South Africa has a sophisticated communications network, although it is not equally accessible to all people. Radio ownership is, however, almost universal. The South African Broadcasting Corporation (SABC) provides 23 radio services for national and regional audiences and specific language groups. Some 14 million listeners tune in daily to these services. There are also two independent radio stations.
The SABC offers three television channels in 11 languages. There are 134 licensed television sets for every 1,000 people in South Africa, and the daily audience is about 11 million, about one-quarter of the population. The majority of African households do not have television, although it is widely watched in bars. The SABC was subject to close government control under apartheid, but now reflects a wider spectrum of political views. The government is much less intrusive in the media than during the apartheid years.
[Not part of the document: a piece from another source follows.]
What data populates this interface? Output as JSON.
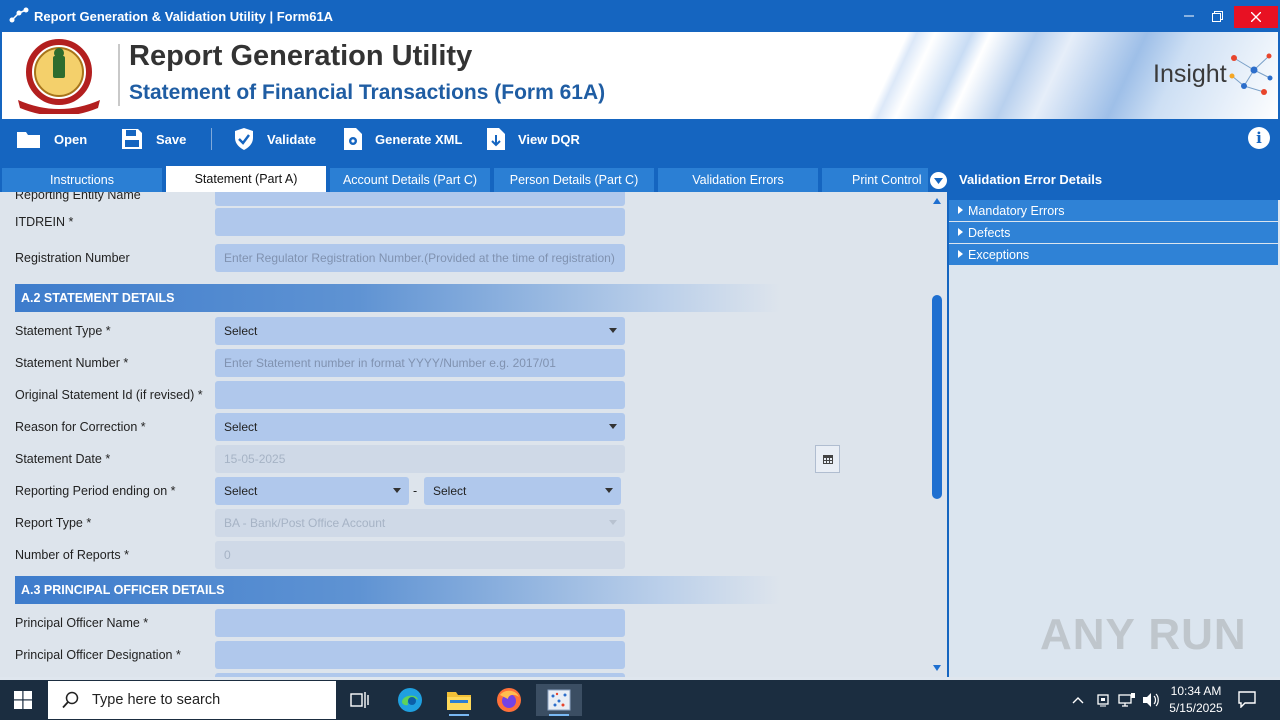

The emphasis is on the rights of the individual rather than the protection of community norms and standards.
There are 17 daily and 12 weekly newspapers. Their political allegiances are less narrowly defined than in the apartheid era, with even the more conservative papers giving at least critical support to the country’s first majority government. Most of the papers are published in English. Only three Sunday papers—the Sunday Times, Rapport (published in Afrikaans), and the Sunday Independent are truly national in circulation. All three are published in Johannesburg. The Sunday Tribune, published in Durban, and the City Press, published in Johannesburg, are also important. Regional dailies are published in all major cities. In Johannesburg those with the largest circulation include the Sowetan, targeted at black readers, along with The Star and The Citizen. Die Burger, an Afrikaans paper, and two English papers, The Argus and the Cape Times, are published in Cape Town. The Daily News is published in Durban. Smaller influential papers include the daily Business Day, the weekly Financial Mail, and the relatively left-wing weekly, Mail and Guardian, all published in Johannesburg.
South Africa has two-fifths of the telephone lines in Africa, with 114 lines for every 1,000 inhabitants. Telkom Ltd., a telecommunications company, is South Africa’s second largest industrial company, currently state-owned. Electronic mail and the Internet are widely used in business circles, and Telkom has entered the market as an Internet service provider.
Article key phrases: